Several Esperantists have posted on Facebook this news item from the website “campus.ie” with the arresting headline: “English: the new Esperanto?”:
“The largest technical university in Italy, the 48th best in the world according to QS rankings, will switch to English: from 2014 the majority of the Politecnico di Milano courses and programmes won’t be taught and assessed in Italian, but in English. The university’s rector, professor Giovanni Azzone, explained the reason of this choice: ‘Universities are in a more competitive world, if you want to stay with the other global universities – you have no other choice,’ and ‘We strongly believe our classes should be international classes – and the only way to have international classes is to use the English language.’”
The reporter offers this explanation of the phenomenon:
“Thanks to globalization, the humanity’s ancient dream of a common international language seems to be close to come true, with English replacing Latin, his predecessor as a common European language, and closing the doors to experimental artificial languages such as Esperanto.”
Firstly, we Esperantists graciously accept the well-merited acknowledgment of our language as a standard for the concept of international language. This is only the latest in a long history of expressions such as “the Esperanto of …” (teenagers, visual images, even bacteria, you fill in the blanks – just Google “the Esperanto of” and you’ll see what I mean) – that is, a lingua franca.
Also, please note the error in the above sample – “… with English replacing Latin, his predecessor …” – and there were several others committed in this article. English, him good, but Esperanto, him gooder!
Further, as Esperantists pointed out in their commentaries, Esperanto has long since ceased to be “experimental” – since at least 1905, the year of the first World Esperanto Congress, and arguably even before that. And our language keeps getting called “artificial,” and we’re still trying to figure out what that means. Literally, the word means “made by art,” that is, human intelligence and skill. Esperanto is a language, with national languages as its raw materials, perfected by human skill, as a house is a bunch of trees and other raw materials crafted into a suitable lodging. Who would rather live in a tree? Millions upon millions of people are cured and saved every year by an artificial little thing called medicine. Well, this “artificial” nonsense will keep getting tossed around like so many artificial packing peanuts, I’m afraid.
And there are still some people who oppose Esperanto because they think it aims to replace existing languages! When a major university in Italy, a country with a rich intellectual heritage, abandons Italian – not just for some courses, but for the entire university – then it’s clear what the all-devouring linguistic juggernaut is, and it’s not Esperanto. We Esperantists want our beautiful and useful language to be present and utilized everywhere possible in countless ways and for countless benefits, but none of us want any university to jettison its own national language entirely in favor of Esperanto or any other auxiliary language.

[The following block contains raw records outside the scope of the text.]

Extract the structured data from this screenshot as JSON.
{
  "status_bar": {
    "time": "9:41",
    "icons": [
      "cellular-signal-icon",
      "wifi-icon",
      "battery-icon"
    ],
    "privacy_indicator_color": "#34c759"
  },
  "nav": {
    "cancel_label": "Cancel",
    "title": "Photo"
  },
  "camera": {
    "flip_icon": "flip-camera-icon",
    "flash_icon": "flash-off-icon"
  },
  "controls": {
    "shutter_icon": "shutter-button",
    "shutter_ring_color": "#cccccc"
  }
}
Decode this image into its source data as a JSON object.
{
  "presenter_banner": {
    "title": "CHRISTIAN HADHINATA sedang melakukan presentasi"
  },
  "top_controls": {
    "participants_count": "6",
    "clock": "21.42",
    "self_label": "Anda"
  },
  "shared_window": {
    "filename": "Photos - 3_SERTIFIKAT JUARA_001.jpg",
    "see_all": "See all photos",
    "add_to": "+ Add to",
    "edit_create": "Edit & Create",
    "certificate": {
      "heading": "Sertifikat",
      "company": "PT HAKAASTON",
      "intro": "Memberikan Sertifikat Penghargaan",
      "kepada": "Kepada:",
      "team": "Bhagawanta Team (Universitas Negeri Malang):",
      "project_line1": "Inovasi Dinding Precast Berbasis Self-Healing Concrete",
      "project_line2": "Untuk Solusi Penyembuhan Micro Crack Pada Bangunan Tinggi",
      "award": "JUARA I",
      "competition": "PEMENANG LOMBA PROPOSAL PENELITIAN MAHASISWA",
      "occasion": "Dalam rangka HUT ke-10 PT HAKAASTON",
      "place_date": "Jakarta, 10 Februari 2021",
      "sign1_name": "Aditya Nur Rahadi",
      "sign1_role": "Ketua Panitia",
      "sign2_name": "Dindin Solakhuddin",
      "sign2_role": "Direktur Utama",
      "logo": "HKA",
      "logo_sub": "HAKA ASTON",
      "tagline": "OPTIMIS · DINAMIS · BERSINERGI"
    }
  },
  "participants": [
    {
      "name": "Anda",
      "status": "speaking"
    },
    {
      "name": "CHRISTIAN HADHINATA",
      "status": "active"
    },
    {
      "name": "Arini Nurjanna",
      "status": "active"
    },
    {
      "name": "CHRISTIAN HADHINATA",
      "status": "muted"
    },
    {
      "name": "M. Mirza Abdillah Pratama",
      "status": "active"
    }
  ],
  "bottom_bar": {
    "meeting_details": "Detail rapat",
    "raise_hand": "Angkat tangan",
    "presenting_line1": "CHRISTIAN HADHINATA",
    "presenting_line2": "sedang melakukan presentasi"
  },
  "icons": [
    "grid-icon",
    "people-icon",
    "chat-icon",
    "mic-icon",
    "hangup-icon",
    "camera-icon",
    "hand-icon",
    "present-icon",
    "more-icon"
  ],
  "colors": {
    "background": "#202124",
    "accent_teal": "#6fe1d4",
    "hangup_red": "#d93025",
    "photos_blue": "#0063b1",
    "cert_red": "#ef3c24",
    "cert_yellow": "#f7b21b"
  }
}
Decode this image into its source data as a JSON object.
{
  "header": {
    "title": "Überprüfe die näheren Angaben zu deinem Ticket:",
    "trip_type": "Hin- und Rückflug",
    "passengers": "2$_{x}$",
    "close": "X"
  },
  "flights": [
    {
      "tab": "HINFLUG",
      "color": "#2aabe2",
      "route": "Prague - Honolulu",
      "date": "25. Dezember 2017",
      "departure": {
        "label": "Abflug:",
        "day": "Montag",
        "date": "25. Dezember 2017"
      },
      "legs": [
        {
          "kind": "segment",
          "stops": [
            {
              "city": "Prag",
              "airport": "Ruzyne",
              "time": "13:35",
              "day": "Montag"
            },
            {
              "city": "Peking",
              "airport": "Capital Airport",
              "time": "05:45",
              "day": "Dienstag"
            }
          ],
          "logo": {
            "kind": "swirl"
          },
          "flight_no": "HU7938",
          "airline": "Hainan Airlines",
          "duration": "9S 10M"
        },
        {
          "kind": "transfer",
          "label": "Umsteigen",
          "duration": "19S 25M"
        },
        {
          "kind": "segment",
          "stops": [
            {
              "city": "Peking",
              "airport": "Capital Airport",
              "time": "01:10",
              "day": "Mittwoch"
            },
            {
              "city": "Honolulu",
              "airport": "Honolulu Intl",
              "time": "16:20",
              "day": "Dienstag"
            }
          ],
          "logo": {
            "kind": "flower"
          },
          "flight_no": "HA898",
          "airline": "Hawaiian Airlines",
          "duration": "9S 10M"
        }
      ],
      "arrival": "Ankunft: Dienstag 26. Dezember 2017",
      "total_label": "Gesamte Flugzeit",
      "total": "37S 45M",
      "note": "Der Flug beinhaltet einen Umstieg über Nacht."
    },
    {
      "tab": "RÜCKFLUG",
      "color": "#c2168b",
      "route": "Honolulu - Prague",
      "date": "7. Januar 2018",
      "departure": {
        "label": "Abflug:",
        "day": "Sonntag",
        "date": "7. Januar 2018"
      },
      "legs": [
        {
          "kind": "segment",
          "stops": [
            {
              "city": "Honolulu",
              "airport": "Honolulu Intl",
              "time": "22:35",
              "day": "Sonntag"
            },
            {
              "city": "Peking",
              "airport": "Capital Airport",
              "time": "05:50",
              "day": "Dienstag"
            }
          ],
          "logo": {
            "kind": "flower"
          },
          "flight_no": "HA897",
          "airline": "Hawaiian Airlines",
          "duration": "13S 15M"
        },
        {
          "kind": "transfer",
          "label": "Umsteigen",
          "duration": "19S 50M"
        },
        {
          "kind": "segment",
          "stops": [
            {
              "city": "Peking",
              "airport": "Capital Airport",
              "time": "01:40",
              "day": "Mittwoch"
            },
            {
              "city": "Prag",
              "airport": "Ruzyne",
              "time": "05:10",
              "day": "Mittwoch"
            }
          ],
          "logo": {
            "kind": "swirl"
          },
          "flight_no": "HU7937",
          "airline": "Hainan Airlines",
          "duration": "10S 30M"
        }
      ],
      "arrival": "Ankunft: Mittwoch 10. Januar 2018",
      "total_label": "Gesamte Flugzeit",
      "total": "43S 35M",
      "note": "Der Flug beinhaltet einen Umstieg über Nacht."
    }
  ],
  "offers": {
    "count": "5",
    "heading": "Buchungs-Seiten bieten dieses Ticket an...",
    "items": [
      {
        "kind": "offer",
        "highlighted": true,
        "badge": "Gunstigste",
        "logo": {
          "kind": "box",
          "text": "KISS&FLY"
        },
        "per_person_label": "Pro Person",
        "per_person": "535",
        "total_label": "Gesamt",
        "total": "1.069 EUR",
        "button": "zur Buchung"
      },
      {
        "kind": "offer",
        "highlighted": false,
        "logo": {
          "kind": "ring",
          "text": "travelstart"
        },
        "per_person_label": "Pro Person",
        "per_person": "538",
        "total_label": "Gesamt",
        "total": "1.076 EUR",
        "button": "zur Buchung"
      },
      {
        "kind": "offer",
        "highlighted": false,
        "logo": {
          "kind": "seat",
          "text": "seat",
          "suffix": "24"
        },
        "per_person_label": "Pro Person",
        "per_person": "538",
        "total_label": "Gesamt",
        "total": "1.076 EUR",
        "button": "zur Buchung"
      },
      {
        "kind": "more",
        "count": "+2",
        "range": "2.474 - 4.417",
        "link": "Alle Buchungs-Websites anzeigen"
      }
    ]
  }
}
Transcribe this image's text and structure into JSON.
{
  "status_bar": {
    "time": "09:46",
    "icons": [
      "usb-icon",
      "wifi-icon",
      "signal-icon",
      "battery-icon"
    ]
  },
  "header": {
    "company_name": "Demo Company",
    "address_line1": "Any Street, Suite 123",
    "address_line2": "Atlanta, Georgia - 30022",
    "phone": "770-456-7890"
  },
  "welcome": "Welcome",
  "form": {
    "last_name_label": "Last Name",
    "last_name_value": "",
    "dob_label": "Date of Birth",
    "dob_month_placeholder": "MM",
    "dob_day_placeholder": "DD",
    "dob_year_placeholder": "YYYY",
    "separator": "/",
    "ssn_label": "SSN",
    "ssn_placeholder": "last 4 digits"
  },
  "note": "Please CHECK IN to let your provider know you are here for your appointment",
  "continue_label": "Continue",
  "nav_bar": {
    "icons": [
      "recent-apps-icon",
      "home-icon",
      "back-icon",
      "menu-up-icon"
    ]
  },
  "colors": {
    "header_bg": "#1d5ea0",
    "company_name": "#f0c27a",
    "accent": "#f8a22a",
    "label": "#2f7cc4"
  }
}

As more and more people worldwide try out Esperanto, they’ll not only find it viable, useful and enjoyable, but they’ll come to prefer a language that’s a bridge, not a steamroller.
The best thing that could happen to the world is for Esperanto to become the “new Esperanto.”